(Items listed in a dataset)
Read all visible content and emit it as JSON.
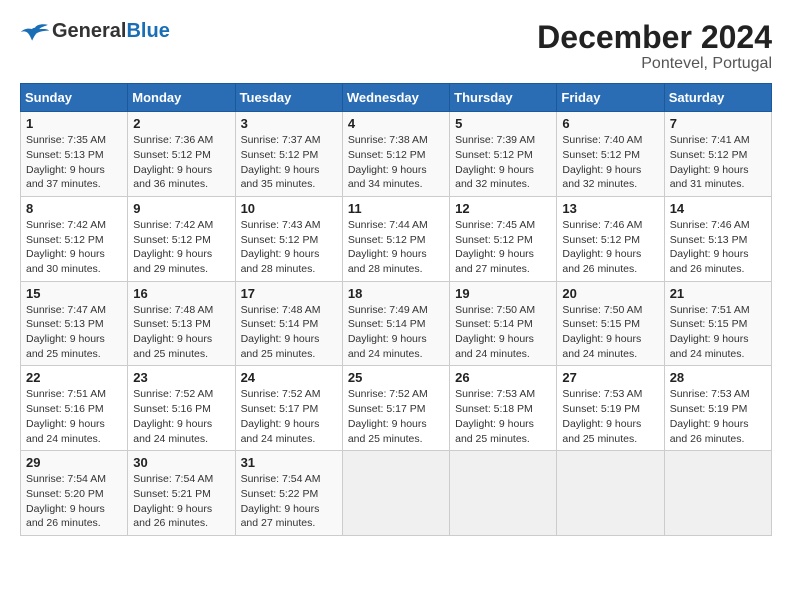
{
  "header": {
    "logo_general": "General",
    "logo_blue": "Blue",
    "title": "December 2024",
    "subtitle": "Pontevel, Portugal"
  },
  "weekdays": [
    "Sunday",
    "Monday",
    "Tuesday",
    "Wednesday",
    "Thursday",
    "Friday",
    "Saturday"
  ],
  "weeks": [
    [
      {
        "day": "1",
        "sunrise": "Sunrise: 7:35 AM",
        "sunset": "Sunset: 5:13 PM",
        "daylight": "Daylight: 9 hours and 37 minutes."
      },
      {
        "day": "2",
        "sunrise": "Sunrise: 7:36 AM",
        "sunset": "Sunset: 5:12 PM",
        "daylight": "Daylight: 9 hours and 36 minutes."
      },
      {
        "day": "3",
        "sunrise": "Sunrise: 7:37 AM",
        "sunset": "Sunset: 5:12 PM",
        "daylight": "Daylight: 9 hours and 35 minutes."
      },
      {
        "day": "4",
        "sunrise": "Sunrise: 7:38 AM",
        "sunset": "Sunset: 5:12 PM",
        "daylight": "Daylight: 9 hours and 34 minutes."
      },
      {
        "day": "5",
        "sunrise": "Sunrise: 7:39 AM",
        "sunset": "Sunset: 5:12 PM",
        "daylight": "Daylight: 9 hours and 32 minutes."
      },
      {
        "day": "6",
        "sunrise": "Sunrise: 7:40 AM",
        "sunset": "Sunset: 5:12 PM",
        "daylight": "Daylight: 9 hours and 32 minutes."
      },
      {
        "day": "7",
        "sunrise": "Sunrise: 7:41 AM",
        "sunset": "Sunset: 5:12 PM",
        "daylight": "Daylight: 9 hours and 31 minutes."
      }
    ],
    [
      {
        "day": "8",
        "sunrise": "Sunrise: 7:42 AM",
        "sunset": "Sunset: 5:12 PM",
        "daylight": "Daylight: 9 hours and 30 minutes."
      },
      {
        "day": "9",
        "sunrise": "Sunrise: 7:42 AM",
        "sunset": "Sunset: 5:12 PM",
        "daylight": "Daylight: 9 hours and 29 minutes."
      },
      {
        "day": "10",
        "sunrise": "Sunrise: 7:43 AM",
        "sunset": "Sunset: 5:12 PM",
        "daylight": "Daylight: 9 hours and 28 minutes."
      },
      {
        "day": "11",
        "sunrise": "Sunrise: 7:44 AM",
        "sunset": "Sunset: 5:12 PM",
        "daylight": "Daylight: 9 hours and 28 minutes."
      },
      {
        "day": "12",
        "sunrise": "Sunrise: 7:45 AM",
        "sunset": "Sunset: 5:12 PM",
        "daylight": "Daylight: 9 hours and 27 minutes."
      },
      {
        "day": "13",
        "sunrise": "Sunrise: 7:46 AM",
        "sunset": "Sunset: 5:12 PM",
        "daylight": "Daylight: 9 hours and 26 minutes."
      },
      {
        "day": "14",
        "sunrise": "Sunrise: 7:46 AM",
        "sunset": "Sunset: 5:13 PM",
        "daylight": "Daylight: 9 hours and 26 minutes."
      }
    ],
    [
      {
        "day": "15",
        "sunrise": "Sunrise: 7:47 AM",
        "sunset": "Sunset: 5:13 PM",
        "daylight": "Daylight: 9 hours and 25 minutes."
      },
      {
        "day": "16",
        "sunrise": "Sunrise: 7:48 AM",
        "sunset": "Sunset: 5:13 PM",
        "daylight": "Daylight: 9 hours and 25 minutes."
      },
      {
        "day": "17",
        "sunrise": "Sunrise: 7:48 AM",
        "sunset": "Sunset: 5:14 PM",
        "daylight": "Daylight: 9 hours and 25 minutes."
      },
      {
        "day": "18",
        "sunrise": "Sunrise: 7:49 AM",
        "sunset": "Sunset: 5:14 PM",
        "daylight": "Daylight: 9 hours and 24 minutes."
      },
      {
        "day": "19",
        "sunrise": "Sunrise: 7:50 AM",
        "sunset": "Sunset: 5:14 PM",
        "daylight": "Daylight: 9 hours and 24 minutes."
      },
      {
        "day": "20",
        "sunrise": "Sunrise: 7:50 AM",
        "sunset": "Sunset: 5:15 PM",
        "daylight": "Daylight: 9 hours and 24 minutes."
      },
      {
        "day": "21",
        "sunrise": "Sunrise: 7:51 AM",
        "sunset": "Sunset: 5:15 PM",
        "daylight": "Daylight: 9 hours and 24 minutes."
      }
    ],
    [
      {
        "day": "22",
        "sunrise": "Sunrise: 7:51 AM",
        "sunset": "Sunset: 5:16 PM",
        "daylight": "Daylight: 9 hours and 24 minutes."
      },
      {
        "day": "23",
        "sunrise": "Sunrise: 7:52 AM",
        "sunset": "Sunset: 5:16 PM",
        "daylight": "Daylight: 9 hours and 24 minutes."
      },
      {
        "day": "24",
        "sunrise": "Sunrise: 7:52 AM",
        "sunset": "Sunset: 5:17 PM",
        "daylight": "Daylight: 9 hours and 24 minutes."
      },
      {
        "day": "25",
        "sunrise": "Sunrise: 7:52 AM",
        "sunset": "Sunset: 5:17 PM",
        "daylight": "Daylight: 9 hours and 25 minutes."
      },
      {
        "day": "26",
        "sunrise": "Sunrise: 7:53 AM",
        "sunset": "Sunset: 5:18 PM",
        "daylight": "Daylight: 9 hours and 25 minutes."
      },
      {
        "day": "27",
        "sunrise": "Sunrise: 7:53 AM",
        "sunset": "Sunset: 5:19 PM",
        "daylight": "Daylight: 9 hours and 25 minutes."
      },
      {
        "day": "28",
        "sunrise": "Sunrise: 7:53 AM",
        "sunset": "Sunset: 5:19 PM",
        "daylight": "Daylight: 9 hours and 26 minutes."
      }
    ],
    [
      {
        "day": "29",
        "sunrise": "Sunrise: 7:54 AM",
        "sunset": "Sunset: 5:20 PM",
        "daylight": "Daylight: 9 hours and 26 minutes."
      },
      {
        "day": "30",
        "sunrise": "Sunrise: 7:54 AM",
        "sunset": "Sunset: 5:21 PM",
        "daylight": "Daylight: 9 hours and 26 minutes."
      },
      {
        "day": "31",
        "sunrise": "Sunrise: 7:54 AM",
        "sunset": "Sunset: 5:22 PM",
        "daylight": "Daylight: 9 hours and 27 minutes."
      },
      null,
      null,
      null,
      null
    ]
  ]
}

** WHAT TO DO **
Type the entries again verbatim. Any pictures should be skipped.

** ANSWER FOR THIS EXERCISE **
Read all visible content and emit it as JSON.
{
  "header": {
    "logo_general": "General",
    "logo_blue": "Blue",
    "title": "December 2024",
    "subtitle": "Pontevel, Portugal"
  },
  "weekdays": [
    "Sunday",
    "Monday",
    "Tuesday",
    "Wednesday",
    "Thursday",
    "Friday",
    "Saturday"
  ],
  "weeks": [
    [
      {
        "day": "1",
        "sunrise": "Sunrise: 7:35 AM",
        "sunset": "Sunset: 5:13 PM",
        "daylight": "Daylight: 9 hours and 37 minutes."
      },
      {
        "day": "2",
        "sunrise": "Sunrise: 7:36 AM",
        "sunset": "Sunset: 5:12 PM",
        "daylight": "Daylight: 9 hours and 36 minutes."
      },
      {
        "day": "3",
        "sunrise": "Sunrise: 7:37 AM",
        "sunset": "Sunset: 5:12 PM",
        "daylight": "Daylight: 9 hours and 35 minutes."
      },
      {
        "day": "4",
        "sunrise": "Sunrise: 7:38 AM",
        "sunset": "Sunset: 5:12 PM",
        "daylight": "Daylight: 9 hours and 34 minutes."
      },
      {
        "day": "5",
        "sunrise": "Sunrise: 7:39 AM",
        "sunset": "Sunset: 5:12 PM",
        "daylight": "Daylight: 9 hours and 32 minutes."
      },
      {
        "day": "6",
        "sunrise": "Sunrise: 7:40 AM",
        "sunset": "Sunset: 5:12 PM",
        "daylight": "Daylight: 9 hours and 32 minutes."
      },
      {
        "day": "7",
        "sunrise": "Sunrise: 7:41 AM",
        "sunset": "Sunset: 5:12 PM",
        "daylight": "Daylight: 9 hours and 31 minutes."
      }
    ],
    [
      {
        "day": "8",
        "sunrise": "Sunrise: 7:42 AM",
        "sunset": "Sunset: 5:12 PM",
        "daylight": "Daylight: 9 hours and 30 minutes."
      },
      {
        "day": "9",
        "sunrise": "Sunrise: 7:42 AM",
        "sunset": "Sunset: 5:12 PM",
        "daylight": "Daylight: 9 hours and 29 minutes."
      },
      {
        "day": "10",
        "sunrise": "Sunrise: 7:43 AM",
        "sunset": "Sunset: 5:12 PM",
        "daylight": "Daylight: 9 hours and 28 minutes."
      },
      {
        "day": "11",
        "sunrise": "Sunrise: 7:44 AM",
        "sunset": "Sunset: 5:12 PM",
        "daylight": "Daylight: 9 hours and 28 minutes."
      },
      {
        "day": "12",
        "sunrise": "Sunrise: 7:45 AM",
        "sunset": "Sunset: 5:12 PM",
        "daylight": "Daylight: 9 hours and 27 minutes."
      },
      {
        "day": "13",
        "sunrise": "Sunrise: 7:46 AM",
        "sunset": "Sunset: 5:12 PM",
        "daylight": "Daylight: 9 hours and 26 minutes."
      },
      {
        "day": "14",
        "sunrise": "Sunrise: 7:46 AM",
        "sunset": "Sunset: 5:13 PM",
        "daylight": "Daylight: 9 hours and 26 minutes."
      }
    ],
    [
      {
        "day": "15",
        "sunrise": "Sunrise: 7:47 AM",
        "sunset": "Sunset: 5:13 PM",
        "daylight": "Daylight: 9 hours and 25 minutes."
      },
      {
        "day": "16",
        "sunrise": "Sunrise: 7:48 AM",
        "sunset": "Sunset: 5:13 PM",
        "daylight": "Daylight: 9 hours and 25 minutes."
      },
      {
        "day": "17",
        "sunrise": "Sunrise: 7:48 AM",
        "sunset": "Sunset: 5:14 PM",
        "daylight": "Daylight: 9 hours and 25 minutes."
      },
      {
        "day": "18",
        "sunrise": "Sunrise: 7:49 AM",
        "sunset": "Sunset: 5:14 PM",
        "daylight": "Daylight: 9 hours and 24 minutes."
      },
      {
        "day": "19",
        "sunrise": "Sunrise: 7:50 AM",
        "sunset": "Sunset: 5:14 PM",
        "daylight": "Daylight: 9 hours and 24 minutes."
      },
      {
        "day": "20",
        "sunrise": "Sunrise: 7:50 AM",
        "sunset": "Sunset: 5:15 PM",
        "daylight": "Daylight: 9 hours and 24 minutes."
      },
      {
        "day": "21",
        "sunrise": "Sunrise: 7:51 AM",
        "sunset": "Sunset: 5:15 PM",
        "daylight": "Daylight: 9 hours and 24 minutes."
      }
    ],
    [
      {
        "day": "22",
        "sunrise": "Sunrise: 7:51 AM",
        "sunset": "Sunset: 5:16 PM",
        "daylight": "Daylight: 9 hours and 24 minutes."
      },
      {
        "day": "23",
        "sunrise": "Sunrise: 7:52 AM",
        "sunset": "Sunset: 5:16 PM",
        "daylight": "Daylight: 9 hours and 24 minutes."
      },
      {
        "day": "24",
        "sunrise": "Sunrise: 7:52 AM",
        "sunset": "Sunset: 5:17 PM",
        "daylight": "Daylight: 9 hours and 24 minutes."
      },
      {
        "day": "25",
        "sunrise": "Sunrise: 7:52 AM",
        "sunset": "Sunset: 5:17 PM",
        "daylight": "Daylight: 9 hours and 25 minutes."
      },
      {
        "day": "26",
        "sunrise": "Sunrise: 7:53 AM",
        "sunset": "Sunset: 5:18 PM",
        "daylight": "Daylight: 9 hours and 25 minutes."
      },
      {
        "day": "27",
        "sunrise": "Sunrise: 7:53 AM",
        "sunset": "Sunset: 5:19 PM",
        "daylight": "Daylight: 9 hours and 25 minutes."
      },
      {
        "day": "28",
        "sunrise": "Sunrise: 7:53 AM",
        "sunset": "Sunset: 5:19 PM",
        "daylight": "Daylight: 9 hours and 26 minutes."
      }
    ],
    [
      {
        "day": "29",
        "sunrise": "Sunrise: 7:54 AM",
        "sunset": "Sunset: 5:20 PM",
        "daylight": "Daylight: 9 hours and 26 minutes."
      },
      {
        "day": "30",
        "sunrise": "Sunrise: 7:54 AM",
        "sunset": "Sunset: 5:21 PM",
        "daylight": "Daylight: 9 hours and 26 minutes."
      },
      {
        "day": "31",
        "sunrise": "Sunrise: 7:54 AM",
        "sunset": "Sunset: 5:22 PM",
        "daylight": "Daylight: 9 hours and 27 minutes."
      },
      null,
      null,
      null,
      null
    ]
  ]
}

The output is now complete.